A verbatim copy of the listing is what is needed, minus any pictures.

** Record excerpts **
□ □ □ □

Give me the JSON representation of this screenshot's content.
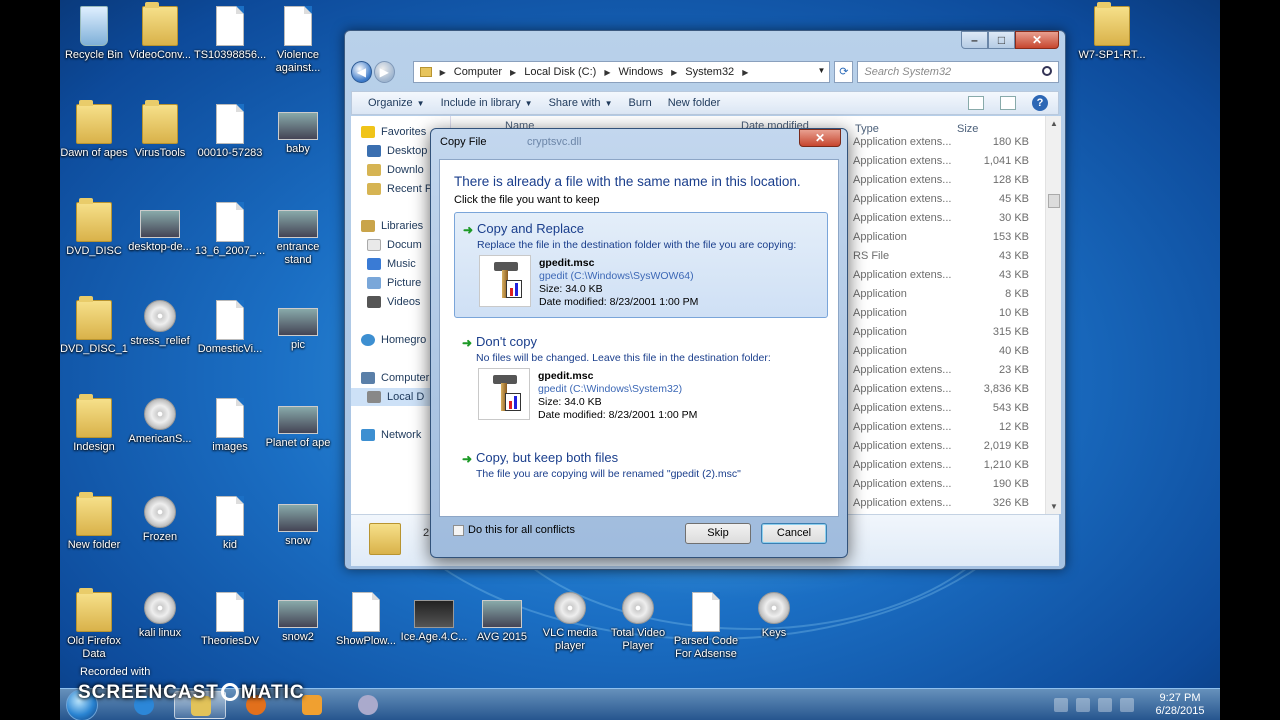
{
  "desktop_icons": [
    {
      "label": "Recycle Bin",
      "icon": "recycle-bin-icon"
    },
    {
      "label": "VideoConv...",
      "icon": "folder-icon"
    },
    {
      "label": "TS10398856...",
      "icon": "document-icon"
    },
    {
      "label": "Violence against...",
      "icon": "document-icon"
    },
    {
      "label": "Dawn of apes",
      "icon": "folder-icon"
    },
    {
      "label": "VirusTools",
      "icon": "folder-icon"
    },
    {
      "label": "00010-57283",
      "icon": "document-icon"
    },
    {
      "label": "baby",
      "icon": "photo-icon"
    },
    {
      "label": "DVD_DISC",
      "icon": "folder-icon"
    },
    {
      "label": "desktop-de...",
      "icon": "desktop-app-icon"
    },
    {
      "label": "13_6_2007_...",
      "icon": "document-icon"
    },
    {
      "label": "entrance stand",
      "icon": "photo-icon"
    },
    {
      "label": "DVD_DISC_1",
      "icon": "folder-icon"
    },
    {
      "label": "stress_relief",
      "icon": "app-icon"
    },
    {
      "label": "DomesticVi...",
      "icon": "document-icon"
    },
    {
      "label": "pic",
      "icon": "photo-icon"
    },
    {
      "label": "Indesign",
      "icon": "folder-icon"
    },
    {
      "label": "AmericanS...",
      "icon": "disc-icon"
    },
    {
      "label": "images",
      "icon": "document-icon"
    },
    {
      "label": "Planet of ape",
      "icon": "photo-icon"
    },
    {
      "label": "New folder",
      "icon": "folder-icon"
    },
    {
      "label": "Frozen",
      "icon": "disc-icon"
    },
    {
      "label": "kid",
      "icon": "document-icon"
    },
    {
      "label": "snow",
      "icon": "photo-icon"
    },
    {
      "label": "Old Firefox Data",
      "icon": "folder-icon"
    },
    {
      "label": "kali linux",
      "icon": "disc-icon"
    },
    {
      "label": "TheoriesDV",
      "icon": "document-icon"
    },
    {
      "label": "snow2",
      "icon": "photo-icon"
    },
    {
      "label": "ShowPlow...",
      "icon": "word-doc-icon"
    },
    {
      "label": "Ice.Age.4.C...",
      "icon": "video-icon"
    },
    {
      "label": "AVG 2015",
      "icon": "avg-icon"
    },
    {
      "label": "VLC media player",
      "icon": "vlc-icon"
    },
    {
      "label": "Total Video Player",
      "icon": "video-player-icon"
    },
    {
      "label": "Parsed Code For Adsense",
      "icon": "document-icon"
    },
    {
      "label": "Keys",
      "icon": "keys-icon"
    },
    {
      "label": "W7-SP1-RT...",
      "icon": "folder-icon"
    }
  ],
  "explorer": {
    "breadcrumb": [
      "Computer",
      "Local Disk (C:)",
      "Windows",
      "System32"
    ],
    "search_placeholder": "Search System32",
    "toolbar": {
      "organize": "Organize",
      "include_in_library": "Include in library",
      "share_with": "Share with",
      "burn": "Burn",
      "new_folder": "New folder"
    },
    "nav": {
      "favorites": "Favorites",
      "desktop": "Desktop",
      "downloads": "Downlo",
      "recent": "Recent P",
      "libraries": "Libraries",
      "documents": "Docum",
      "music": "Music",
      "pictures": "Picture",
      "videos": "Videos",
      "homegroup": "Homegro",
      "computer": "Computer",
      "local_disk": "Local D",
      "network": "Network"
    },
    "columns": {
      "name": "Name",
      "date_modified": "Date modified",
      "type": "Type",
      "size": "Size"
    },
    "rows": [
      {
        "type": "Application extens...",
        "size": "180 KB"
      },
      {
        "type": "Application extens...",
        "size": "1,041 KB"
      },
      {
        "type": "Application extens...",
        "size": "128 KB"
      },
      {
        "type": "Application extens...",
        "size": "45 KB"
      },
      {
        "type": "Application extens...",
        "size": "30 KB"
      },
      {
        "type": "Application",
        "size": "153 KB"
      },
      {
        "type": "RS File",
        "size": "43 KB"
      },
      {
        "type": "Application extens...",
        "size": "43 KB"
      },
      {
        "type": "Application",
        "size": "8 KB"
      },
      {
        "type": "Application",
        "size": "10 KB"
      },
      {
        "type": "Application",
        "size": "315 KB"
      },
      {
        "type": "Application",
        "size": "40 KB"
      },
      {
        "type": "Application extens...",
        "size": "23 KB"
      },
      {
        "type": "Application extens...",
        "size": "3,836 KB"
      },
      {
        "type": "Application extens...",
        "size": "543 KB"
      },
      {
        "type": "Application extens...",
        "size": "12 KB"
      },
      {
        "type": "Application extens...",
        "size": "2,019 KB"
      },
      {
        "type": "Application extens...",
        "size": "1,210 KB"
      },
      {
        "type": "Application extens...",
        "size": "190 KB"
      },
      {
        "type": "Application extens...",
        "size": "326 KB"
      }
    ],
    "details_count": "2,"
  },
  "dialog": {
    "title": "Copy File",
    "ghost_file": "cryptsvc.dll",
    "heading": "There is already a file with the same name in this location.",
    "subheading": "Click the file you want to keep",
    "options": [
      {
        "title": "Copy and Replace",
        "desc": "Replace the file in the destination folder with the file you are copying:",
        "file_name": "gpedit.msc",
        "file_path": "gpedit (C:\\Windows\\SysWOW64)",
        "file_size": "Size: 34.0 KB",
        "file_date": "Date modified: 8/23/2001 1:00 PM"
      },
      {
        "title": "Don't copy",
        "desc": "No files will be changed. Leave this file in the destination folder:",
        "file_name": "gpedit.msc",
        "file_path": "gpedit (C:\\Windows\\System32)",
        "file_size": "Size: 34.0 KB",
        "file_date": "Date modified: 8/23/2001 1:00 PM"
      },
      {
        "title": "Copy, but keep both files",
        "desc": "The file you are copying will be renamed \"gpedit (2).msc\""
      }
    ],
    "checkbox_label": "Do this for all conflicts",
    "skip_label": "Skip",
    "cancel_label": "Cancel"
  },
  "taskbar": {
    "time": "9:27 PM",
    "date": "6/28/2015"
  },
  "watermark": {
    "recorded_with": "Recorded with",
    "brand_left": "SCREENCAST",
    "brand_right": "MATIC"
  }
}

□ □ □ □

** Solved exercise **
Give me the JSON representation of this screenshot's content.
{
  "desktop_icons": [
    {
      "label": "Recycle Bin",
      "icon": "recycle-bin-icon"
    },
    {
      "label": "VideoConv...",
      "icon": "folder-icon"
    },
    {
      "label": "TS10398856...",
      "icon": "document-icon"
    },
    {
      "label": "Violence against...",
      "icon": "document-icon"
    },
    {
      "label": "Dawn of apes",
      "icon": "folder-icon"
    },
    {
      "label": "VirusTools",
      "icon": "folder-icon"
    },
    {
      "label": "00010-57283",
      "icon": "document-icon"
    },
    {
      "label": "baby",
      "icon": "photo-icon"
    },
    {
      "label": "DVD_DISC",
      "icon": "folder-icon"
    },
    {
      "label": "desktop-de...",
      "icon": "desktop-app-icon"
    },
    {
      "label": "13_6_2007_...",
      "icon": "document-icon"
    },
    {
      "label": "entrance stand",
      "icon": "photo-icon"
    },
    {
      "label": "DVD_DISC_1",
      "icon": "folder-icon"
    },
    {
      "label": "stress_relief",
      "icon": "app-icon"
    },
    {
      "label": "DomesticVi...",
      "icon": "document-icon"
    },
    {
      "label": "pic",
      "icon": "photo-icon"
    },
    {
      "label": "Indesign",
      "icon": "folder-icon"
    },
    {
      "label": "AmericanS...",
      "icon": "disc-icon"
    },
    {
      "label": "images",
      "icon": "document-icon"
    },
    {
      "label": "Planet of ape",
      "icon": "photo-icon"
    },
    {
      "label": "New folder",
      "icon": "folder-icon"
    },
    {
      "label": "Frozen",
      "icon": "disc-icon"
    },
    {
      "label": "kid",
      "icon": "document-icon"
    },
    {
      "label": "snow",
      "icon": "photo-icon"
    },
    {
      "label": "Old Firefox Data",
      "icon": "folder-icon"
    },
    {
      "label": "kali linux",
      "icon": "disc-icon"
    },
    {
      "label": "TheoriesDV",
      "icon": "document-icon"
    },
    {
      "label": "snow2",
      "icon": "photo-icon"
    },
    {
      "label": "ShowPlow...",
      "icon": "word-doc-icon"
    },
    {
      "label": "Ice.Age.4.C...",
      "icon": "video-icon"
    },
    {
      "label": "AVG 2015",
      "icon": "avg-icon"
    },
    {
      "label": "VLC media player",
      "icon": "vlc-icon"
    },
    {
      "label": "Total Video Player",
      "icon": "video-player-icon"
    },
    {
      "label": "Parsed Code For Adsense",
      "icon": "document-icon"
    },
    {
      "label": "Keys",
      "icon": "keys-icon"
    },
    {
      "label": "W7-SP1-RT...",
      "icon": "folder-icon"
    }
  ],
  "explorer": {
    "breadcrumb": [
      "Computer",
      "Local Disk (C:)",
      "Windows",
      "System32"
    ],
    "search_placeholder": "Search System32",
    "toolbar": {
      "organize": "Organize",
      "include_in_library": "Include in library",
      "share_with": "Share with",
      "burn": "Burn",
      "new_folder": "New folder"
    },
    "nav": {
      "favorites": "Favorites",
      "desktop": "Desktop",
      "downloads": "Downlo",
      "recent": "Recent P",
      "libraries": "Libraries",
      "documents": "Docum",
      "music": "Music",
      "pictures": "Picture",
      "videos": "Videos",
      "homegroup": "Homegro",
      "computer": "Computer",
      "local_disk": "Local D",
      "network": "Network"
    },
    "columns": {
      "name": "Name",
      "date_modified": "Date modified",
      "type": "Type",
      "size": "Size"
    },
    "rows": [
      {
        "type": "Application extens...",
        "size": "180 KB"
      },
      {
        "type": "Application extens...",
        "size": "1,041 KB"
      },
      {
        "type": "Application extens...",
        "size": "128 KB"
      },
      {
        "type": "Application extens...",
        "size": "45 KB"
      },
      {
        "type": "Application extens...",
        "size": "30 KB"
      },
      {
        "type": "Application",
        "size": "153 KB"
      },
      {
        "type": "RS File",
        "size": "43 KB"
      },
      {
        "type": "Application extens...",
        "size": "43 KB"
      },
      {
        "type": "Application",
        "size": "8 KB"
      },
      {
        "type": "Application",
        "size": "10 KB"
      },
      {
        "type": "Application",
        "size": "315 KB"
      },
      {
        "type": "Application",
        "size": "40 KB"
      },
      {
        "type": "Application extens...",
        "size": "23 KB"
      },
      {
        "type": "Application extens...",
        "size": "3,836 KB"
      },
      {
        "type": "Application extens...",
        "size": "543 KB"
      },
      {
        "type": "Application extens...",
        "size": "12 KB"
      },
      {
        "type": "Application extens...",
        "size": "2,019 KB"
      },
      {
        "type": "Application extens...",
        "size": "1,210 KB"
      },
      {
        "type": "Application extens...",
        "size": "190 KB"
      },
      {
        "type": "Application extens...",
        "size": "326 KB"
      }
    ],
    "details_count": "2,"
  },
  "dialog": {
    "title": "Copy File",
    "ghost_file": "cryptsvc.dll",
    "heading": "There is already a file with the same name in this location.",
    "subheading": "Click the file you want to keep",
    "options": [
      {
        "title": "Copy and Replace",
        "desc": "Replace the file in the destination folder with the file you are copying:",
        "file_name": "gpedit.msc",
        "file_path": "gpedit (C:\\Windows\\SysWOW64)",
        "file_size": "Size: 34.0 KB",
        "file_date": "Date modified: 8/23/2001 1:00 PM"
      },
      {
        "title": "Don't copy",
        "desc": "No files will be changed. Leave this file in the destination folder:",
        "file_name": "gpedit.msc",
        "file_path": "gpedit (C:\\Windows\\System32)",
        "file_size": "Size: 34.0 KB",
        "file_date": "Date modified: 8/23/2001 1:00 PM"
      },
      {
        "title": "Copy, but keep both files",
        "desc": "The file you are copying will be renamed \"gpedit (2).msc\""
      }
    ],
    "checkbox_label": "Do this for all conflicts",
    "skip_label": "Skip",
    "cancel_label": "Cancel"
  },
  "taskbar": {
    "time": "9:27 PM",
    "date": "6/28/2015"
  },
  "watermark": {
    "recorded_with": "Recorded with",
    "brand_left": "SCREENCAST",
    "brand_right": "MATIC"
  }
}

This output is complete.